Extra work on defense sets up scoring for veteran Chill trio

La Crosse Tribune | Joel Badzinski | Thursday, October 7, 2010

ONALASKA – Coulee Region Chill coach Garrett Strot knows all too well that some forwards couldn't find their team's end of the ice even with a GPS installed in their helmets.

That's why Strot appreciates the work Connor Gaarder, Berkley Scott and Zac Frischmon have done in the early portion of this season.

The veteran trio not only lead the Chill (5-0-1) in scoring but in plus-minus ratings, which reveals how many even-strength goals a team has scored or given up with a specific player on the ice.

"You have guys who are high-end scorers, and that's all," Strot said. "These guys play both ends. They take pride in their plus-minus and are really conscious of that part of it."

Gaarder has scored 10 points (three goals, seven assists) and is a plus-six; Scott (3-3-6) and Frischmon (4-2-6) are plus-five.

"All this success starts in the defensive zone," Gaarder said. "If you're doing your job there and in the offensive zone, points will come."

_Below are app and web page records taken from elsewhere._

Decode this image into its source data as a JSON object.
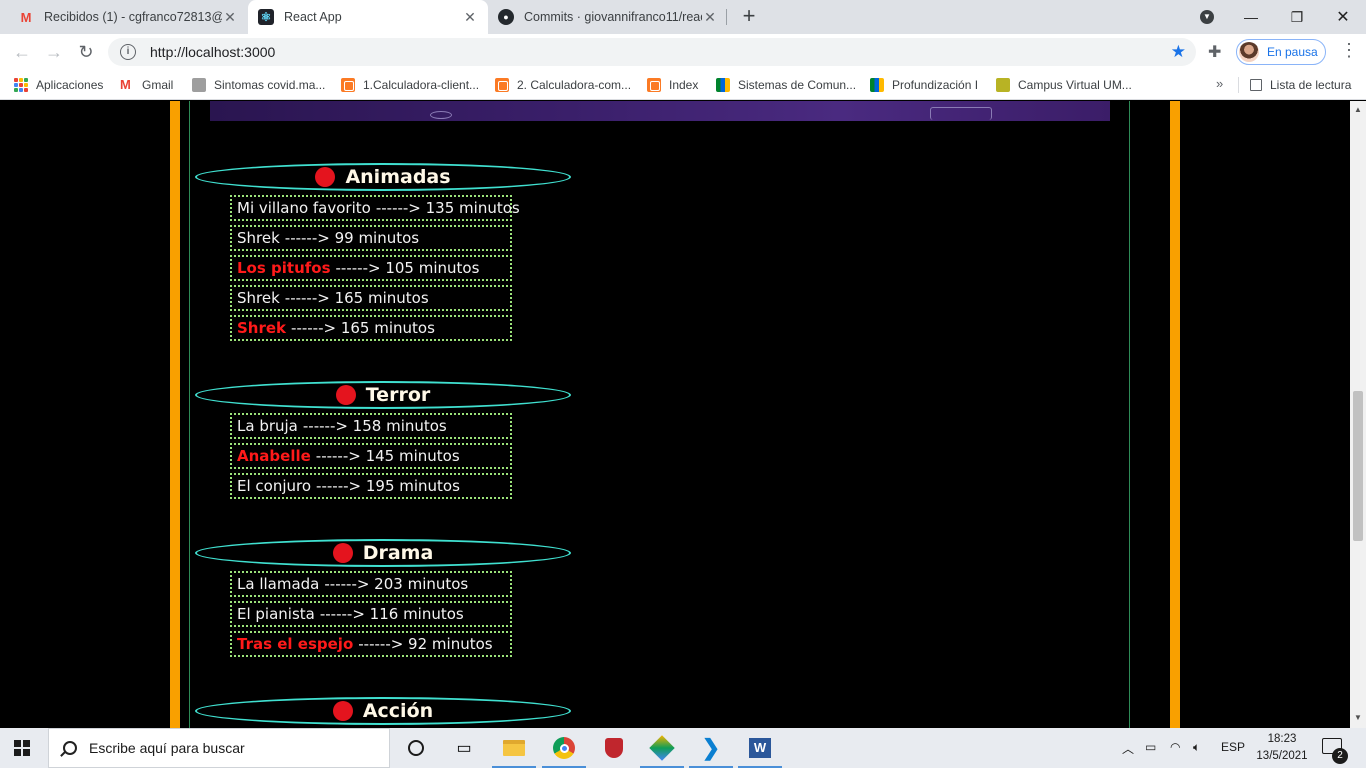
{
  "browser": {
    "tabs": [
      {
        "title": "Recibidos (1) - cgfranco72813@u",
        "icon": "gmail-icon",
        "active": false
      },
      {
        "title": "React App",
        "icon": "react-icon",
        "active": true
      },
      {
        "title": "Commits · giovannifranco11/reac",
        "icon": "github-icon",
        "active": false
      }
    ],
    "new_tab": "+",
    "url": "http://localhost:3000",
    "profile_label": "En pausa"
  },
  "bookmarks": [
    {
      "label": "Aplicaciones",
      "icon": "apps-grid-icon"
    },
    {
      "label": "Gmail",
      "icon": "gmail-icon"
    },
    {
      "label": "Sintomas covid.ma...",
      "icon": "covid-icon"
    },
    {
      "label": "1.Calculadora-client...",
      "icon": "xampp-icon"
    },
    {
      "label": "2. Calculadora-com...",
      "icon": "xampp-icon"
    },
    {
      "label": "Index",
      "icon": "xampp-icon"
    },
    {
      "label": "Sistemas de Comun...",
      "icon": "google-meet-icon"
    },
    {
      "label": "Profundización I",
      "icon": "google-meet-icon"
    },
    {
      "label": "Campus Virtual UM...",
      "icon": "moodle-icon"
    }
  ],
  "reading_list": "Lista de lectura",
  "page": {
    "categories": [
      {
        "name": "Animadas",
        "movies": [
          {
            "title": "Mi villano favorito",
            "suffix": "------> 135 minutos",
            "highlight": false
          },
          {
            "title": "Shrek",
            "suffix": "------> 99 minutos",
            "highlight": false
          },
          {
            "title": "Los pitufos",
            "suffix": "------> 105 minutos",
            "highlight": true
          },
          {
            "title": "Shrek",
            "suffix": "------> 165 minutos",
            "highlight": false
          },
          {
            "title": "Shrek",
            "suffix": "------> 165 minutos",
            "highlight": true
          }
        ]
      },
      {
        "name": "Terror",
        "movies": [
          {
            "title": "La bruja",
            "suffix": "------> 158 minutos",
            "highlight": false
          },
          {
            "title": "Anabelle",
            "suffix": "------> 145 minutos",
            "highlight": true
          },
          {
            "title": "El conjuro",
            "suffix": "------> 195 minutos",
            "highlight": false
          }
        ]
      },
      {
        "name": "Drama",
        "movies": [
          {
            "title": "La llamada",
            "suffix": "------> 203 minutos",
            "highlight": false
          },
          {
            "title": "El pianista",
            "suffix": "------> 116 minutos",
            "highlight": false
          },
          {
            "title": "Tras el espejo",
            "suffix": "------> 92 minutos",
            "highlight": true
          }
        ]
      },
      {
        "name": "Acción",
        "movies": []
      }
    ],
    "colors": {
      "accent_orange": "#f9a000",
      "header_border": "#40e0d0",
      "dot_red": "#e4141e",
      "highlight_red": "#ff1a1a",
      "dotted_green": "#9be27a"
    }
  },
  "taskbar": {
    "search_placeholder": "Escribe aquí para buscar",
    "language": "ESP",
    "time": "18:23",
    "date": "13/5/2021",
    "notification_count": "2"
  }
}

The three played on a line together for the Chill's first six games but have been split up for this weekend's series at Aberdeen (S.D.) as Strot continues to look at combinations.

"Plus-minus is a big deal to us," Frischmon said. "Coaches, especially at the next level, are looking for players who can play well not only offensively but defensively. It's just one more thing that adds to your game and separates you from the next guy."

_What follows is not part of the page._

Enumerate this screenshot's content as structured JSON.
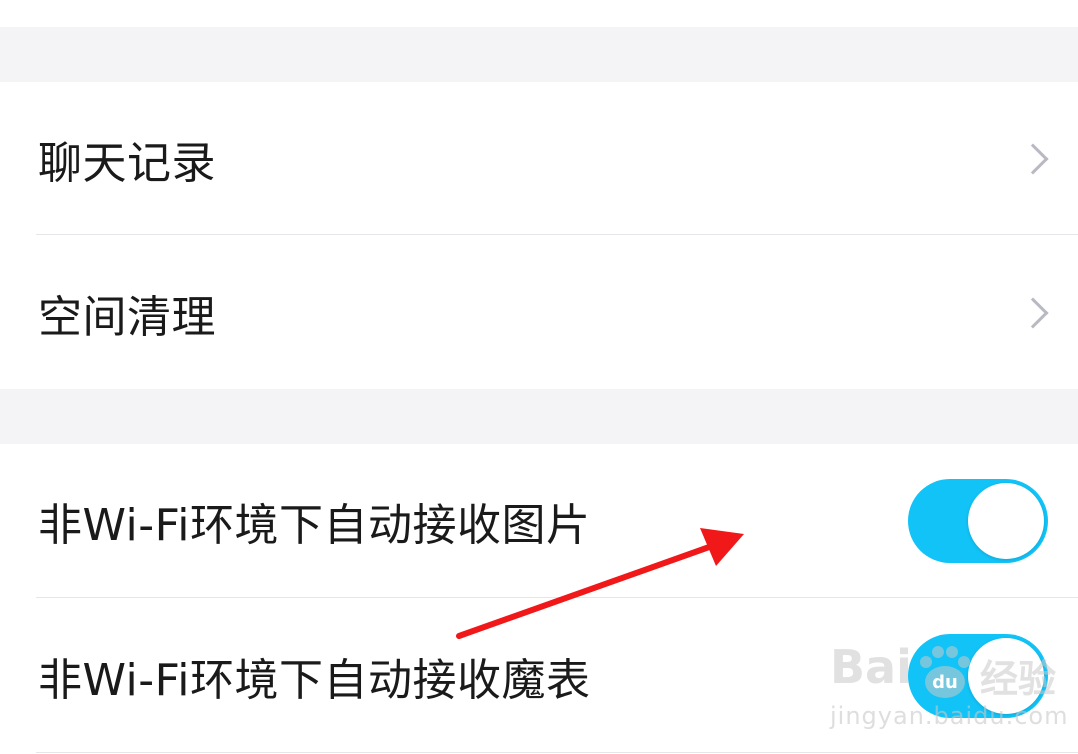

Strot insists on defensive awareness from all five skaters on the ice, so Chill forwards know they have to help out in their own end. What Gaarder, Scott and Frischmon have done is take that philosophy to the next level.

"They're such determined players," Strot said. "They've been playing through the puck, not just to it, on defense. At the (NAHL) Showcase, an NHL scout said he'd never seen Berkley work that hard, and he was right. Berkley was backchecking, blocking shots."

Scott, a 6-foot-4, 195-pound wing, was acquired by the Chill from Alaska this past August to add size and scoring punch. His defensive awareness has fit right in, too.

"We all have to earn our spots," said Scott, who scored 30 points and was plus-seven for the Avalanche. "You can't just expect to be in the lineup and play. We all have to go 110 percent here every day."

Gaarder and Frischmon both played for North Iowa, which relocated to Onalaska, in 2009-10. The team went 15-37-6 as Gaarder (minus-six) and Frischmon (minus-34) played their first seasons of junior hockey.

"Everybody says defense wins championships," Frischmon said. "That's obviously what we're looking for. We want to succeed as a team as well as individually, and that'll get everybody more attention and a better chance to move on."

PAUL'S WALL: Chill goaltender Paul Moberg ranks third in save percentage (.946) and sixth in goals against average (1.93) in the NAHL. Strot said Moberg, a second-year junior player, has been contacted by a number of NCAA Division I schools, led by Air Force, Canisius and Michigan Tech. The National Letter of Intent early signing period is Nov. 10-17.